As for the tone of scorn that Ms. Heffernan spread across the Mindfulness movement, what alternatives does she suggest? Sticking with the status quo in education and mental health? Or more anti-depressants? More Freudian psychotherapy? More cognitive-behavioral coaching? More fiber in your cereal? Mandatory cold showers every morning?
The article also contains one of the most jaw-droppingly obvious statements I have ever seen in a major newspaper:
“No one word, however shiny, however intriguingly Eastern, however bolstered by science, can ever fix the human condition.” Well, yes – it’s hard to argue with that.
As I have noted earlier, it’s possible to write book-length long definitions of what one or another person wants the word “mindfulness” to mean. Or we can keep it absurdly simple as say that it means the opposite of “mindlessness.” Or we can devise a definition somewhere between these two extremes.
Still, let’s not throw the bathwater out with this cranky baby of an article. Here are a few highlights:
…Mindfulness may be that hefty word now, one that can’t readily be dismissed as trivia or propaganda.
…In the late 19th century, the heyday of both the British Empire and Victorian Orientalism, a British magistrate in Galle, Ceylon (now Sri Lanka), with the formidable name of Thomas William Rhys Davids, found himself charged with adjudicating Buddhist ecclesiastical disputes. He set out to learn Pali, a Middle Indo-Aryan tongue and the liturgical language of Theravada, an early branch of Buddhism. In 1881, he thus pulled out “mindfulness” a synonym for “attention” from 1530 as an approximate translation of the Buddhist concept of sati.
…The translation was indeed rough. Sati, which Buddhists consider the first of seven factors of enlightenment, means, more nearly, “memory of the present,” which didn’t track in tense-preoccupied English. Mindfulness stuck, but may have saddled the subtle sati with false-note connotations of Victorian caution, or even obedience. (i.e. Mind your manners!)

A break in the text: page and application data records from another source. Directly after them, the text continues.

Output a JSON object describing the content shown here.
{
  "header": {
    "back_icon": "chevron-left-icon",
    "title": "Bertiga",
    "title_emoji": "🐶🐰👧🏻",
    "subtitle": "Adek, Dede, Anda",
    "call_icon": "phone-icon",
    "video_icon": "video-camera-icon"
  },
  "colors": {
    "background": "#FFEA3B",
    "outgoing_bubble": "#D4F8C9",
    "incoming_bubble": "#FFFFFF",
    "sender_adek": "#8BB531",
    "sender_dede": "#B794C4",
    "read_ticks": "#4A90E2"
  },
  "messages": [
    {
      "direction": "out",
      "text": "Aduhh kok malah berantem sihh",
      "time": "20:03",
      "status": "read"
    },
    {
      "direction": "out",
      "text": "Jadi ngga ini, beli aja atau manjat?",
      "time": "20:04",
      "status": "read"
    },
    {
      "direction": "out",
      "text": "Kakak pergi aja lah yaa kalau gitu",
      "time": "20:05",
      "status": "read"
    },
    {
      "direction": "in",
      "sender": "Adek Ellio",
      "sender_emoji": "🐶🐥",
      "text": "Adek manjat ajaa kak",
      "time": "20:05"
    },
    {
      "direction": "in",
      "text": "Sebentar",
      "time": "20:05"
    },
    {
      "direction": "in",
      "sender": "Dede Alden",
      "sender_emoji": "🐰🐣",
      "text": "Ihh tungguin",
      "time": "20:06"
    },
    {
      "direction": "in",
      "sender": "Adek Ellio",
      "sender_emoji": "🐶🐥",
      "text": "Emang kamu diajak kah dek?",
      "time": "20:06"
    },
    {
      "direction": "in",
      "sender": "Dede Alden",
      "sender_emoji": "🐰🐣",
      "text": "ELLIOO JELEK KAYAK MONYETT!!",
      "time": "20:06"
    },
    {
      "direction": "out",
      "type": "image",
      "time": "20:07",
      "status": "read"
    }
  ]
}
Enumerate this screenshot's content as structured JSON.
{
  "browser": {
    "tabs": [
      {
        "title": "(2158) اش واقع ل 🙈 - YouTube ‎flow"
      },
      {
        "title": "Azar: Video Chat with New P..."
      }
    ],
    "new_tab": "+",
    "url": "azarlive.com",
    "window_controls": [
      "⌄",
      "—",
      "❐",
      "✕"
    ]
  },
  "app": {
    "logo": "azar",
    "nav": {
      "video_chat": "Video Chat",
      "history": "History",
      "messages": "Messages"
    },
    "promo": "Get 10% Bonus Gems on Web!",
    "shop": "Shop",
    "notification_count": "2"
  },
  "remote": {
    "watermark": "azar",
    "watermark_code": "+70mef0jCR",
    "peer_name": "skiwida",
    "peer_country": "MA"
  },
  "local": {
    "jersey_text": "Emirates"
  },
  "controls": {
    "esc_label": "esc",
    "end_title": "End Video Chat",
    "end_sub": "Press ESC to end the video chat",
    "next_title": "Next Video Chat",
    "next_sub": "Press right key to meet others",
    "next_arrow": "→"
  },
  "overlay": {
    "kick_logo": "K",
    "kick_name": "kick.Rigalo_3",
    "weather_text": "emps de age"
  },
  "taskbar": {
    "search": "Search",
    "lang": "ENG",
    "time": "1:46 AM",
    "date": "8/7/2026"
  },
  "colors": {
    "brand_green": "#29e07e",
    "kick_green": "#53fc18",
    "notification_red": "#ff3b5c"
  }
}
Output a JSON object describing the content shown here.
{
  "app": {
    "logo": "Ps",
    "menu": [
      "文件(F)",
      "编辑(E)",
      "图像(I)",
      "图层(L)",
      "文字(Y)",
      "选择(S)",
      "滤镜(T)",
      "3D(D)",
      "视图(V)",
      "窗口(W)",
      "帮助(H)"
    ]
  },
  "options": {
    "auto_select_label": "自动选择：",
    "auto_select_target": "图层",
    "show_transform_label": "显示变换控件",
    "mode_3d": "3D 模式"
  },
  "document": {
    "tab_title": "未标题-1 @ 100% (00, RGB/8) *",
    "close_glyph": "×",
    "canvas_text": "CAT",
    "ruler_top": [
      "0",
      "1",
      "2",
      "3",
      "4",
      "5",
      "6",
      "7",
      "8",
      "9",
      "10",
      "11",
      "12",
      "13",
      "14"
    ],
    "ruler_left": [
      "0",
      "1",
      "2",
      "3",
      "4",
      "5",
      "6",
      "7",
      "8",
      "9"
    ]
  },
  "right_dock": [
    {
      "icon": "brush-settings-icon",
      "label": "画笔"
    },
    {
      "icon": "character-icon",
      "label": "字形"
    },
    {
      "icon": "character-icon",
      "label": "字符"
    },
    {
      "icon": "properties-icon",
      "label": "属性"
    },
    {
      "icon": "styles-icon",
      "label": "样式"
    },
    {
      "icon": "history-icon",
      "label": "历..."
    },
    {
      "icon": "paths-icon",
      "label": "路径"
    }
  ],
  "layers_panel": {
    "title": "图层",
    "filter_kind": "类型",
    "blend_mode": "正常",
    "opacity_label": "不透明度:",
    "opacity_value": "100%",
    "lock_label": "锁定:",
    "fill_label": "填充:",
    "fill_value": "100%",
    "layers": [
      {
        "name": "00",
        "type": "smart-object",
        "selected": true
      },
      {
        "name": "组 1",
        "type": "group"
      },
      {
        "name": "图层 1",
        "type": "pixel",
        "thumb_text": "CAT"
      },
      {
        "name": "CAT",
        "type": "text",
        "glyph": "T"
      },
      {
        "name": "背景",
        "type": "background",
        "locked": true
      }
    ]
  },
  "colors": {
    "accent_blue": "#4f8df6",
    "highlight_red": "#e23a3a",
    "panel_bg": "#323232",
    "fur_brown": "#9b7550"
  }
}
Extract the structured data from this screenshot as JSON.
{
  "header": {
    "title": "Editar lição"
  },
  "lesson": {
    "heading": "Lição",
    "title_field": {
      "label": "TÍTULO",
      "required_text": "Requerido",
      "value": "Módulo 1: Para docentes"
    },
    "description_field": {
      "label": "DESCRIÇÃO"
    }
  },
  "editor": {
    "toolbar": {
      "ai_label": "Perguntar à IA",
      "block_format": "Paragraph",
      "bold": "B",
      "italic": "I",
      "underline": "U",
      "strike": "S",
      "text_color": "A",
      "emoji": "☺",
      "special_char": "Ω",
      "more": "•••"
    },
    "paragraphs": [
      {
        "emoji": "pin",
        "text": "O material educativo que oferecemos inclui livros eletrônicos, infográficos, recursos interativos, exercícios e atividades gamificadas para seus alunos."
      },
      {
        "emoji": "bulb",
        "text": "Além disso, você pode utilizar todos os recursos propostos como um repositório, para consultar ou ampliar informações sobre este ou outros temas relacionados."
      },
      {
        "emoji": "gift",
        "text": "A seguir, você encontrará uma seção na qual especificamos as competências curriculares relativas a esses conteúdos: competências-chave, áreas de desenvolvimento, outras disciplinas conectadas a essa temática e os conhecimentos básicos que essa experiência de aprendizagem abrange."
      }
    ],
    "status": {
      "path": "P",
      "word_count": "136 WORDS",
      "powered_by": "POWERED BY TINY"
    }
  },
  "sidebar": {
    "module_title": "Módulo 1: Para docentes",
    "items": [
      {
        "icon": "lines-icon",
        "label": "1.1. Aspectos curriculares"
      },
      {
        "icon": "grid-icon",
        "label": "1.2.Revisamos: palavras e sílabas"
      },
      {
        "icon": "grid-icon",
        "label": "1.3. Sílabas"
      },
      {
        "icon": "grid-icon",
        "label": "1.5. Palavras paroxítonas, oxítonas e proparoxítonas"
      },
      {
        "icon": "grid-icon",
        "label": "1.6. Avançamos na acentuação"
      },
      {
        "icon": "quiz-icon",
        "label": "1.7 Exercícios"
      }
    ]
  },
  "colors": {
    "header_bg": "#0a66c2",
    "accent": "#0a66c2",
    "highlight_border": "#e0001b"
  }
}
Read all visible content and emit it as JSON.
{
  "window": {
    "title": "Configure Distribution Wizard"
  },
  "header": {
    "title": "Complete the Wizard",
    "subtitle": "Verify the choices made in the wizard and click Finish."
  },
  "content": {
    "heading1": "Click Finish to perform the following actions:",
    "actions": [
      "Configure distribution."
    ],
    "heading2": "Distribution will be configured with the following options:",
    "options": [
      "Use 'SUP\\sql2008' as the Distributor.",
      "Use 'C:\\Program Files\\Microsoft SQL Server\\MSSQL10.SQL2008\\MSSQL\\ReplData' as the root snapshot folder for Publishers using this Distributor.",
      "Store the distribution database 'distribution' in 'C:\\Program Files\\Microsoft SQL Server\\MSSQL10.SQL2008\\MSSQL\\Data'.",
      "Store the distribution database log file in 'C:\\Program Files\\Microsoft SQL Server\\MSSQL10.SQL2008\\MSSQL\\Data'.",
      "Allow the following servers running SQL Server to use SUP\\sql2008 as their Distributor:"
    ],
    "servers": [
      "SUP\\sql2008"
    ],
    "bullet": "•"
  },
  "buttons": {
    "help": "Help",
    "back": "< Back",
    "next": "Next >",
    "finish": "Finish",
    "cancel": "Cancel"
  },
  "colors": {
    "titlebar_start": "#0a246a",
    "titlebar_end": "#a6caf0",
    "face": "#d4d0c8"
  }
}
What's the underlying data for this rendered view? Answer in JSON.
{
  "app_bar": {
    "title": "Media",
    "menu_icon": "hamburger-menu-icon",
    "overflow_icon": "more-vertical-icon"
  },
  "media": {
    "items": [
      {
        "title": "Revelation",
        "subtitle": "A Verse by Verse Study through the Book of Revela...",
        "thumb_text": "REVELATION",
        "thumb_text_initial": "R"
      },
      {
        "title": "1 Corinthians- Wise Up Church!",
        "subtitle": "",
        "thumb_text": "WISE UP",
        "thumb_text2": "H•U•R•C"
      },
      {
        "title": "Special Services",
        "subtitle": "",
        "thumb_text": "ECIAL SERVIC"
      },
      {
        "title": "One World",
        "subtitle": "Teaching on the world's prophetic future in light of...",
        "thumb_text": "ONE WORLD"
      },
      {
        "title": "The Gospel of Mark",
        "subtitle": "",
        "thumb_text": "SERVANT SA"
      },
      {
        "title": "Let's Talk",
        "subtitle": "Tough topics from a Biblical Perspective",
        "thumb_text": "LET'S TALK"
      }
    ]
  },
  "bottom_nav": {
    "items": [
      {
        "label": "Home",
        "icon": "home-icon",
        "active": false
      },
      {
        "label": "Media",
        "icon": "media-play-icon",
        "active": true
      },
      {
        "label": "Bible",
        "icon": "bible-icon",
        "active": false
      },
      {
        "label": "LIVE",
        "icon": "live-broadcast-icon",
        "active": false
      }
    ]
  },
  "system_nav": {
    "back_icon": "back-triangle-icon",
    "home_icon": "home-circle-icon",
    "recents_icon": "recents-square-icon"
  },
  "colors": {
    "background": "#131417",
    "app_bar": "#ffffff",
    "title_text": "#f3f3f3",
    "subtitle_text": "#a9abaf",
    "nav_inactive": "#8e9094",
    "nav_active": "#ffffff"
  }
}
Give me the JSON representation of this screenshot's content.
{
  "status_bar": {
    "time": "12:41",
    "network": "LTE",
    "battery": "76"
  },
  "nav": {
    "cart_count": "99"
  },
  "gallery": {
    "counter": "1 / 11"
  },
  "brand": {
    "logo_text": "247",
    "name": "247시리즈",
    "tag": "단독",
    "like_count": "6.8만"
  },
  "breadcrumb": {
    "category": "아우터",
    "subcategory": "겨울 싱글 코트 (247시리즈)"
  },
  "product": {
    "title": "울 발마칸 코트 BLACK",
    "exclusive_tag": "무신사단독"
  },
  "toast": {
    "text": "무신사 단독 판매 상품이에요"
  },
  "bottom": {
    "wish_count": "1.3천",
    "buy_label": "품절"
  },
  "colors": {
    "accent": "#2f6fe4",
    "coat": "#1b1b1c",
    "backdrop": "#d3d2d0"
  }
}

…Mindfulness finally became an American brand, however, a hundred years later, when the be-here-now, Eastern-inflected explorations of the 60s came to dovetail with self-improvement regimes. In the 1970s, Jon Kabat-Zinn, a molecular biologist in New England and a longtime meditator in the Zen Buddhist tradition, saw in Rhys Davids¹s word a chance to scrub meditation of its religious origins. Kabat-Zinn believed that many of the secular people who could most benefit from meditation were being turned off by the whiffs of reincarnation and other religious esoterica that clung to it. So he devised a new and pleasing definition of mindfulness, one that now makes no mention of enlightenment: The awareness (( peacefulness or serenity )) that arises through paying attention on purpose in the present moment, and non-judgmentally.
…It’s an intimately attentive frame of mind. It¹s a relaxed-alert frame of mind. It¹s equanimity. It¹s a form of the rigorous Buddhist meditation called vipassana(“insight”), or a form of another kind of Buddhist meditation known asanapanasmrti (awareness of the breath). It’s M.B.S.R. therapy (mindfulness-based stress reduction).
…There’s a mindfulness-training program that¹s very logical and very calm, quiet, and we’ve started the process with this team, announced Phil Jackson, the president of the New York Knicks, last year. When Amare Stoudemire, a power forward then with the team, was asked whether he thought mindfulness training would help him, he replied: “It will definitely help, for sure. It just keeps you focused on the task at hand. It keeps you in tune.”
…Mindfulness as “keeping in tune” has a nice ring to it. But it’s focused on the task at hand² that appeals to managers, like Jackson, who are conscious of performance goals.
…(Mindfulness) has also come to inform high-minded prescriptions for raising children. Evidently they’re no longer expected to mind their manners; we are expected instead to mind their emotional states.
Links: New York Times article